6) Actual basketball, you ask? Ripon’s guards were really good. And upon glancing at the Wisconsin Basketball Yearbook when I returned home, it made sense, as the three standouts were the three returning starters on the team. Tom Becker was probably the teams best player, though just looking at him wouldn’t lead you to the conclusion that he’s much of a player. My friend Dez, a Ripon alum, informed me that he was the third of three Becker brothers to star at Ripon. Becker was sneaky good for most of the first half, but got going in the second, and almost engineered an impossible comeback, scoring 9 points in the final minute of the game. David McMullen was the other excellent player for Ripon on Tuesday night, displaying a fine outside shot, and cool headband. The program noted that McMullen is from Houston, begging the question of how a black guy from Texas even found a small liberal arts college in rural Wisconsin, and why he would want to go there. Jarred Massen was the other solid guard for Ripon, and was perhaps most notable on Tuesday for his lack of mistakes, and excellent goatee.
7) Going into the night, the only player I had sort of hear of on either team was former Wausau East standout Bo Johnson. My understanding was that Johnson was having a pretty good year, but he didn’t show too much of that on Tuesday night. Instead, he was part of a Ripon front line which, as I noted yesterday, was constantly getting beat by Carroll on the blocks. If I was coach Bob Gillespie, my next practice would be largely spent on making sure no one could cut across the lane on my post players. Of course, if I was the coach, my team would also probably be pretty bad, since that’s about all I could tell them to do.
8) Carroll actually had a bit of a student section at the game. It was maybe 30-40 people, and very enthusiastic throughout the game. Looking at the group, it reminded me of the time that I needed to shoot a crowd scene for the movie that I had to make for a high school class. We gathered up a bunch of people, put them in some bleachers, and told them to go nuts in 20 second increments so that we could tape. Carroll was this enthusiastic all night. I was also impressed with their “That Was Stupid!” chant, which left me scratching my head as to why more people hadn’t thought to do such a chant. The syllables make it obvious.

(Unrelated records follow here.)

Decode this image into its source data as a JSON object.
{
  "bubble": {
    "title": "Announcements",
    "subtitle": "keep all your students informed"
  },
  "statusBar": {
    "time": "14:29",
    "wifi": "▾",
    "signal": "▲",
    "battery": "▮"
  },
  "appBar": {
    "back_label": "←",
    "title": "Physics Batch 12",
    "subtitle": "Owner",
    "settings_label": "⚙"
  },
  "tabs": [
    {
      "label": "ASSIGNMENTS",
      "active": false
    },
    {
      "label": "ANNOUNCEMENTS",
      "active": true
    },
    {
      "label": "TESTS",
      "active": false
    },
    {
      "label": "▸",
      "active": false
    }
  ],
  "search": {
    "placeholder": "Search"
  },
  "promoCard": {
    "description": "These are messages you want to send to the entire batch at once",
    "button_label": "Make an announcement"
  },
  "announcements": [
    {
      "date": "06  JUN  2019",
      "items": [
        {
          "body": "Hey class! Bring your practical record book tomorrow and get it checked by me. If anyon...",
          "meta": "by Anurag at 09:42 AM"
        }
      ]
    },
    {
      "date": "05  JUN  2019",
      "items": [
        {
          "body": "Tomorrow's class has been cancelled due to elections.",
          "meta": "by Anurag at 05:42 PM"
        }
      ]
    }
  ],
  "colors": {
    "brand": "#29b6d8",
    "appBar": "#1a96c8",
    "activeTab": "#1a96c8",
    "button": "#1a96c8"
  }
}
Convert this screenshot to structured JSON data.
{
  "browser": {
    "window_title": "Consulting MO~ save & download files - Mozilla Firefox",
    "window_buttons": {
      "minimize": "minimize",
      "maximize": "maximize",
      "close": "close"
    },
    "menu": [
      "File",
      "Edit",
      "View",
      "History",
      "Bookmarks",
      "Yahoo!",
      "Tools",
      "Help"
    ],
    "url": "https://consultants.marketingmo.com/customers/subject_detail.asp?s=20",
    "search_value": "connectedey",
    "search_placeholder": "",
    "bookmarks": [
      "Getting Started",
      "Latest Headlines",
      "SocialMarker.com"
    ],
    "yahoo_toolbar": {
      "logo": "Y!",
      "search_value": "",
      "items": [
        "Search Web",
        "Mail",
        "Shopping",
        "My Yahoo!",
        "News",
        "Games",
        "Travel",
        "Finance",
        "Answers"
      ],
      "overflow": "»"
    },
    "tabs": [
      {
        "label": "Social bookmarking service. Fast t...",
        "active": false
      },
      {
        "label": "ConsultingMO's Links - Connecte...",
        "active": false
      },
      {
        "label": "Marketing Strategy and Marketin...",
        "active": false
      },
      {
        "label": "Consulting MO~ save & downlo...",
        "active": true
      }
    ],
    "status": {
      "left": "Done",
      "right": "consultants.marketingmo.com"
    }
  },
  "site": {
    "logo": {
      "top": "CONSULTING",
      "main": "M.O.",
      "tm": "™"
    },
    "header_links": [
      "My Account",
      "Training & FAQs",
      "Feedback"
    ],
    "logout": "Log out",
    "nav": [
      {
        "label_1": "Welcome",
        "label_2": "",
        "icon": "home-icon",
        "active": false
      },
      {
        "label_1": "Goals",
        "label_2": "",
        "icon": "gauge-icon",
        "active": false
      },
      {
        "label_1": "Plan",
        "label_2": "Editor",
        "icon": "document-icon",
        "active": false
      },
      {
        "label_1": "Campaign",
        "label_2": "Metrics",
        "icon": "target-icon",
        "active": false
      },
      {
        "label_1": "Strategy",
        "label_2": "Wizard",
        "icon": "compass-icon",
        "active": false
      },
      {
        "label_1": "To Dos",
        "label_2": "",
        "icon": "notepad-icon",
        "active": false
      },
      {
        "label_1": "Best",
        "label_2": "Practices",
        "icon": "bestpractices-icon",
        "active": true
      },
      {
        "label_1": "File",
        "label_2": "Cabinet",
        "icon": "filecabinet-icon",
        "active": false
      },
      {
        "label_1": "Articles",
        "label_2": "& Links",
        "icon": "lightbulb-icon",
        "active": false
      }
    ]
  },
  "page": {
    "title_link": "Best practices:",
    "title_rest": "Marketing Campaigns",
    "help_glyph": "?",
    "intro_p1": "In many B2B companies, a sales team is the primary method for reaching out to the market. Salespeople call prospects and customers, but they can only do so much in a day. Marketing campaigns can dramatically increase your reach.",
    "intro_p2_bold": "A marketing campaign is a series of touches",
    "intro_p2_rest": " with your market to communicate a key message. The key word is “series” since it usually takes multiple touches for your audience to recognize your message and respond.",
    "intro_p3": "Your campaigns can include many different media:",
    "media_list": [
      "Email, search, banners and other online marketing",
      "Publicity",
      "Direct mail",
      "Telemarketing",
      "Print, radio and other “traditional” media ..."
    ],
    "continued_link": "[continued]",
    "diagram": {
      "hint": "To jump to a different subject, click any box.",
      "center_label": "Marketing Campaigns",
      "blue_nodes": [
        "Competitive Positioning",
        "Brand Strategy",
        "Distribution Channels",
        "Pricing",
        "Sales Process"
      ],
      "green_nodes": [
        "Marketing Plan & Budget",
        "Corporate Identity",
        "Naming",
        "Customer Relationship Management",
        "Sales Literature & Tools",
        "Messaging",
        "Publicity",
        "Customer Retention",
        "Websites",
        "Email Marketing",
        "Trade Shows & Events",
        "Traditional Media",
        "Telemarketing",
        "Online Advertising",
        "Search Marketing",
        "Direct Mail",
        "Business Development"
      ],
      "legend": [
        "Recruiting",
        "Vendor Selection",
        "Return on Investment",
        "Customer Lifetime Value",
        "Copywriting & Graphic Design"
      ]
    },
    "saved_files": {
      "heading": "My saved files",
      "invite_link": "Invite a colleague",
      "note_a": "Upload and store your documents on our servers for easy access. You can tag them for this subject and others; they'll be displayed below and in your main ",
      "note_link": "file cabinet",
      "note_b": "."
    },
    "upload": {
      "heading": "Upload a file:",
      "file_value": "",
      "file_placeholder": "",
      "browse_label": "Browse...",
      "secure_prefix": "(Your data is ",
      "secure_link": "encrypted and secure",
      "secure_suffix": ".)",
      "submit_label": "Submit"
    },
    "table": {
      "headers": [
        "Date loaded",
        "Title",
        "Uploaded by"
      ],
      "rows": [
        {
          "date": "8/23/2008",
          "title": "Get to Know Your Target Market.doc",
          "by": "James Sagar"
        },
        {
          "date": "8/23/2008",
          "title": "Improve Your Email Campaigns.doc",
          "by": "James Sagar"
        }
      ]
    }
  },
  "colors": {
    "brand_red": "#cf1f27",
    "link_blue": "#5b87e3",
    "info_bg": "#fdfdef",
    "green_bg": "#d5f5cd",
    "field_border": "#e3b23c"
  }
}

9) There were plenty of timeouts in the final minute, as Ripon almost overcame an impossible margin in the final minute and a half of the game. During the last few timeouts, and after the game, the PA system began playing a really generic song which had a chorus proclaiming “This is my house!” It was really slowed down, and other than the lyrics, didn’t seem to be appropriate to the tone of a basketball game. I’m thinking they should have gone with “Beat It” in this situation.
So I left the gym and headed home, no less wealthy than when I arrived. I had now seen several decent basketball players that I had never heard of before, and taken in the talents of the then-11th ranked Ripon Redhawks. I could actually see myself making the trek out to Carroll College again sometime, though unfortunately, it won’t be for the January 28 showdown with Grinnell College and its gimmicky up-tempo team, since I have my office holiday party then. When I do return, though, I’ll make sure not to sit next to anyone who smells of Play-Doh.